ASSIGNMENT:
Every entry needs to be written out again exactly, with its pictures removed.

————

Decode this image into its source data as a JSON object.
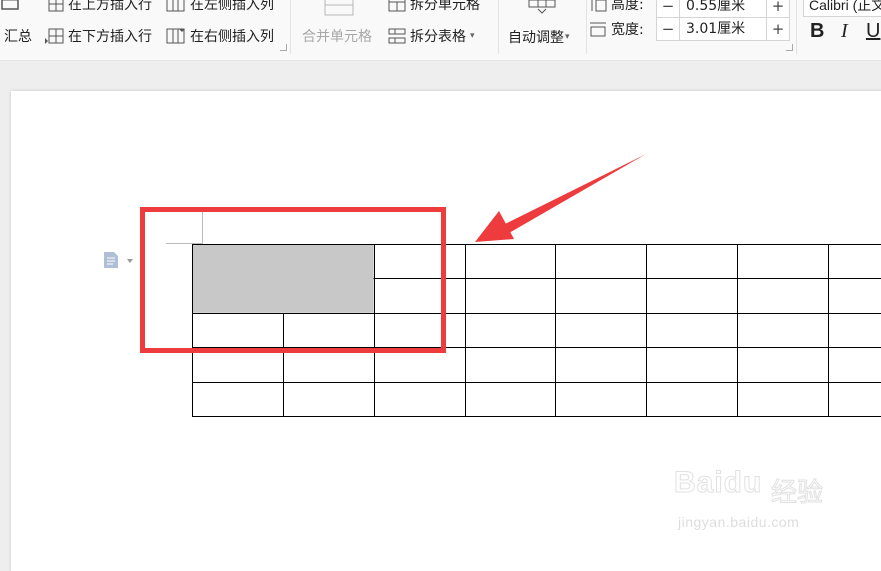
{
  "ribbon": {
    "summary_label": "汇总",
    "insert_row_above": "在上方插入行",
    "insert_row_below": "在下方插入行",
    "insert_col_left": "在左侧插入列",
    "insert_col_right": "在右侧插入列",
    "merge_cells": "合并单元格",
    "split_cells": "拆分单元格",
    "split_table": "拆分表格",
    "auto_fit": "自动调整",
    "height_label": "高度:",
    "height_value": "0.55厘米",
    "width_label": "宽度:",
    "width_value": "3.01厘米",
    "minus": "−",
    "plus": "+",
    "font_name": "Calibri (正文)",
    "bold": "B",
    "italic": "I",
    "underline": "U"
  },
  "table": {
    "rows": 5,
    "cols": 8,
    "merged_cell": {
      "row_span": 2,
      "col_span": 2,
      "fill": "#c8c8c8"
    },
    "border_color": "#000000"
  },
  "annotation": {
    "highlight_color": "#ee3b3e"
  },
  "watermark": {
    "brand": "Baidu",
    "brand_cn": "经验",
    "url": "jingyan.baidu.com"
  }
}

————

WRITTEN ANSWER:
Decode this image into its source data as a JSON object.
{
  "ribbon": {
    "summary_label": "汇总",
    "insert_row_above": "在上方插入行",
    "insert_row_below": "在下方插入行",
    "insert_col_left": "在左侧插入列",
    "insert_col_right": "在右侧插入列",
    "merge_cells": "合并单元格",
    "split_cells": "拆分单元格",
    "split_table": "拆分表格",
    "auto_fit": "自动调整",
    "height_label": "高度:",
    "height_value": "0.55厘米",
    "width_label": "宽度:",
    "width_value": "3.01厘米",
    "minus": "−",
    "plus": "+",
    "font_name": "Calibri (正文)",
    "bold": "B",
    "italic": "I",
    "underline": "U"
  },
  "table": {
    "rows": 5,
    "cols": 8,
    "merged_cell": {
      "row_span": 2,
      "col_span": 2,
      "fill": "#c8c8c8"
    },
    "border_color": "#000000"
  },
  "annotation": {
    "highlight_color": "#ee3b3e"
  },
  "watermark": {
    "brand": "Baidu",
    "brand_cn": "经验",
    "url": "jingyan.baidu.com"
  }
}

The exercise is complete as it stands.